Insurance may cover ptosis surgery, but very strict photographic, severe visual symptom issues, and visual field criteria must be met. The cosmetic cost range varies from $1800 to $3300 depending upon it if is needed unilaterally or bilaterally in isolation to other surgical eyelid procedures. It is often and best performed in conjunction with other cosmetic eyelid surgery.
What is Healing Like From Eyelid Ptosis Surgery?
Best results can rarely take a few months for the final result, but more often the success is seen within a few days to a few weeks depending upon swelling. You will usually only experience minimal discomfort. Bruising and swelling is reduced by the use of LidLift goggles uniquely designed and first brought to Colorado by Dr. Burroughs. The Springs Aesthetics medical spa that Dr. Burroughs is the medical director for can complement the results, and speed healing by offering treatments to speed swelling and bruising resolution.
Is Eyelid Ptosis Surgery Safe?
Ptosis surgery is definitely safe when performed by experienced, dedicated, and skilled eyelid plastic surgeons like Dr. Burroughs. Mindfulness of the ocular surface is needed during the passage of a knife, electrical needle, laser, or suture needles. Ophthalmic surgeons spent extensive residency training literally saving eyes and eyesight through eye surgery and other procedures. Ophthalmic surgeons are the most ocular anatomy aware surgeons amongst all specialties, and are extremely comfortable performing delicate and at times extensive surgeries on or around the eyes.

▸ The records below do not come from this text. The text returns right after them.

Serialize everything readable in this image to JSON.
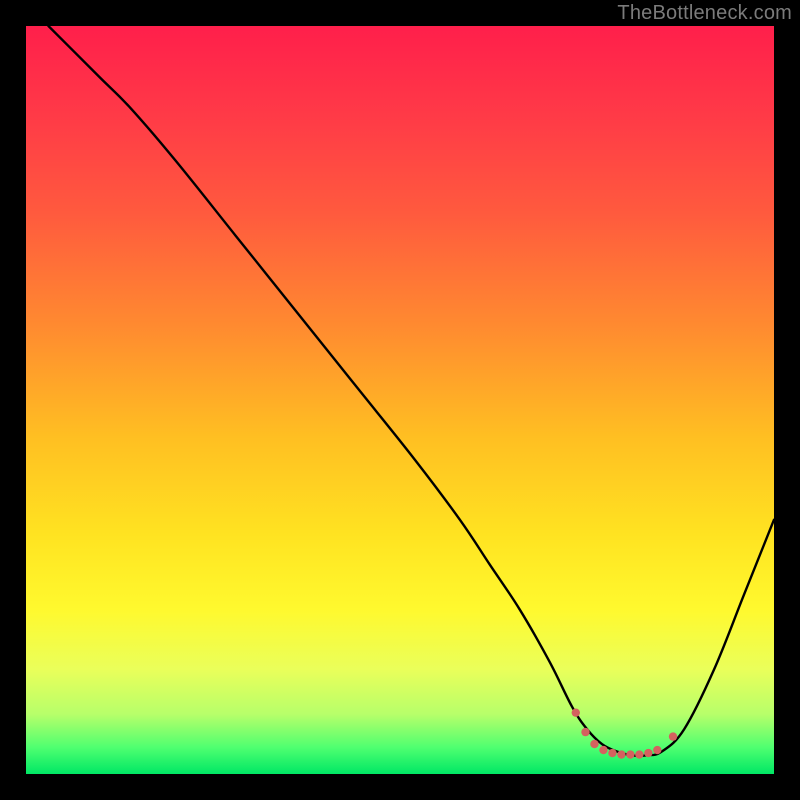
{
  "watermark": "TheBottleneck.com",
  "gradient": {
    "stops": [
      {
        "offset": 0.0,
        "color": "#ff1f4b"
      },
      {
        "offset": 0.12,
        "color": "#ff3a47"
      },
      {
        "offset": 0.25,
        "color": "#ff5a3e"
      },
      {
        "offset": 0.4,
        "color": "#ff8a30"
      },
      {
        "offset": 0.55,
        "color": "#ffbf22"
      },
      {
        "offset": 0.68,
        "color": "#ffe321"
      },
      {
        "offset": 0.78,
        "color": "#fff92e"
      },
      {
        "offset": 0.86,
        "color": "#eaff5a"
      },
      {
        "offset": 0.92,
        "color": "#b7ff6a"
      },
      {
        "offset": 0.965,
        "color": "#4eff70"
      },
      {
        "offset": 1.0,
        "color": "#00e765"
      }
    ]
  },
  "chart_data": {
    "type": "line",
    "title": "",
    "xlabel": "",
    "ylabel": "",
    "xlim": [
      0,
      100
    ],
    "ylim": [
      0,
      100
    ],
    "series": [
      {
        "name": "bottleneck-curve",
        "x": [
          3,
          6,
          10,
          14,
          20,
          28,
          36,
          44,
          52,
          58,
          62,
          66,
          70,
          73,
          75,
          77,
          79,
          81,
          83,
          85,
          88,
          92,
          96,
          100
        ],
        "y": [
          100,
          97,
          93,
          89,
          82,
          72,
          62,
          52,
          42,
          34,
          28,
          22,
          15,
          9,
          6,
          4,
          3,
          2.5,
          2.5,
          3,
          6,
          14,
          24,
          34
        ]
      }
    ],
    "markers": {
      "name": "optimal-range-dots",
      "color": "#d4615f",
      "radius": 4.2,
      "points": [
        {
          "x": 73.5,
          "y": 8.2
        },
        {
          "x": 74.8,
          "y": 5.6
        },
        {
          "x": 76.0,
          "y": 4.0
        },
        {
          "x": 77.2,
          "y": 3.2
        },
        {
          "x": 78.4,
          "y": 2.8
        },
        {
          "x": 79.6,
          "y": 2.6
        },
        {
          "x": 80.8,
          "y": 2.6
        },
        {
          "x": 82.0,
          "y": 2.6
        },
        {
          "x": 83.2,
          "y": 2.8
        },
        {
          "x": 84.4,
          "y": 3.2
        },
        {
          "x": 86.5,
          "y": 5.0
        }
      ]
    }
  }
}
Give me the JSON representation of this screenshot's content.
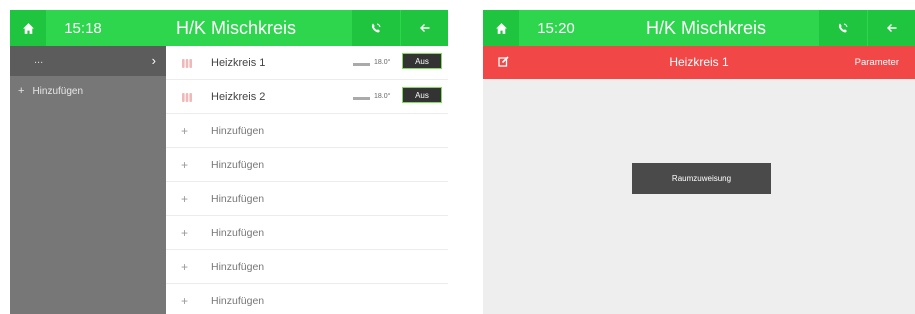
{
  "left": {
    "header": {
      "time": "15:18",
      "title": "H/K Mischkreis"
    },
    "sidebar": {
      "top_label": "...",
      "add_label": "Hinzufügen"
    },
    "circuits": [
      {
        "name": "Heizkreis 1",
        "temp": "18.0°",
        "button": "Aus"
      },
      {
        "name": "Heizkreis 2",
        "temp": "18.0°",
        "button": "Aus"
      }
    ],
    "add_rows": [
      "Hinzufügen",
      "Hinzufügen",
      "Hinzufügen",
      "Hinzufügen",
      "Hinzufügen",
      "Hinzufügen"
    ]
  },
  "right": {
    "header": {
      "time": "15:20",
      "title": "H/K Mischkreis"
    },
    "subheader": {
      "title": "Heizkreis 1",
      "parameter_label": "Parameter"
    },
    "room_button": "Raumzuweisung"
  },
  "colors": {
    "green": "#2ed64e",
    "green_dark": "#1fc43f",
    "red": "#f24747",
    "sidebar": "#777777"
  }
}
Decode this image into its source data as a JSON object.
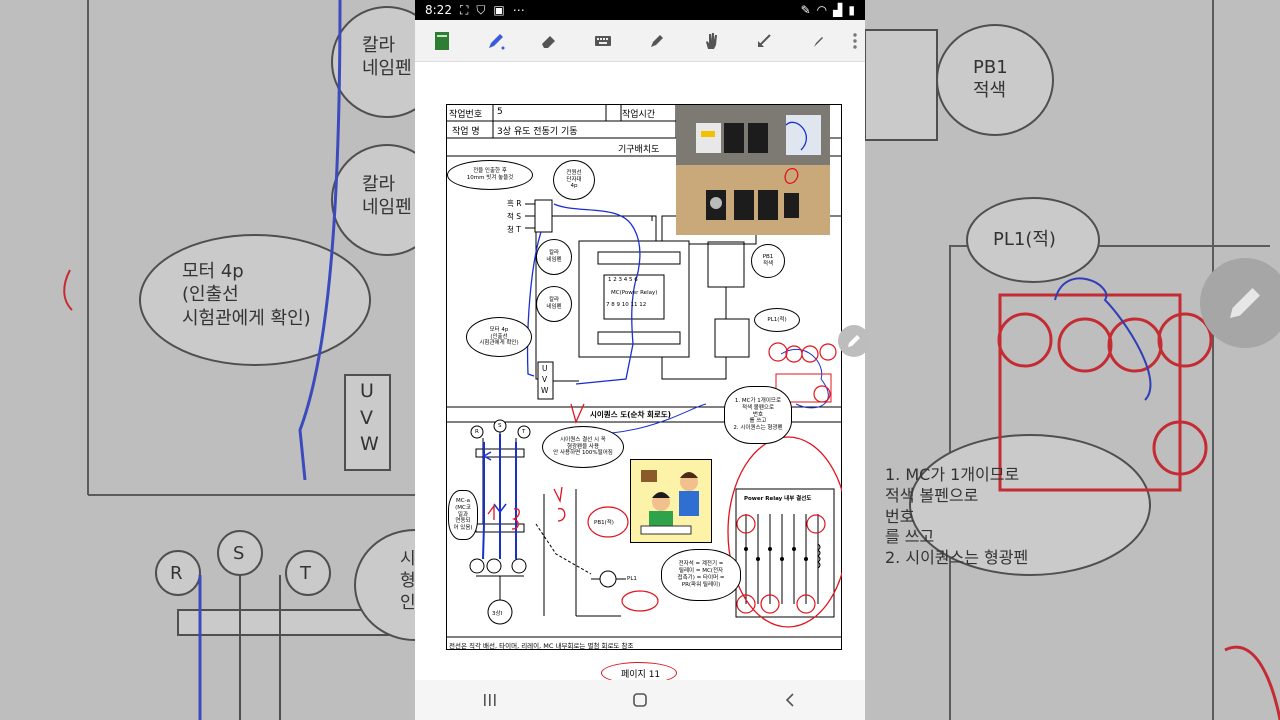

For more than 20 years, Dr. John Burroughs has helped men, women, and children in Texas, Florida, Utah, and Colorado. He is referred from within Colorado Springs and areas including South Denver, Castle Rock, Pueblo, and areas outside of Colorado, and even rarely internationally, by providing exceptional care in plastic surgery and eyelid surgery. At his practice, he also offers medical spa treatments performed by aestheticians and physician extenders (nurses), which complement and can speed healing. To learn more about blepharoplasty eyelid surgery, contact us today to schedule a consultation.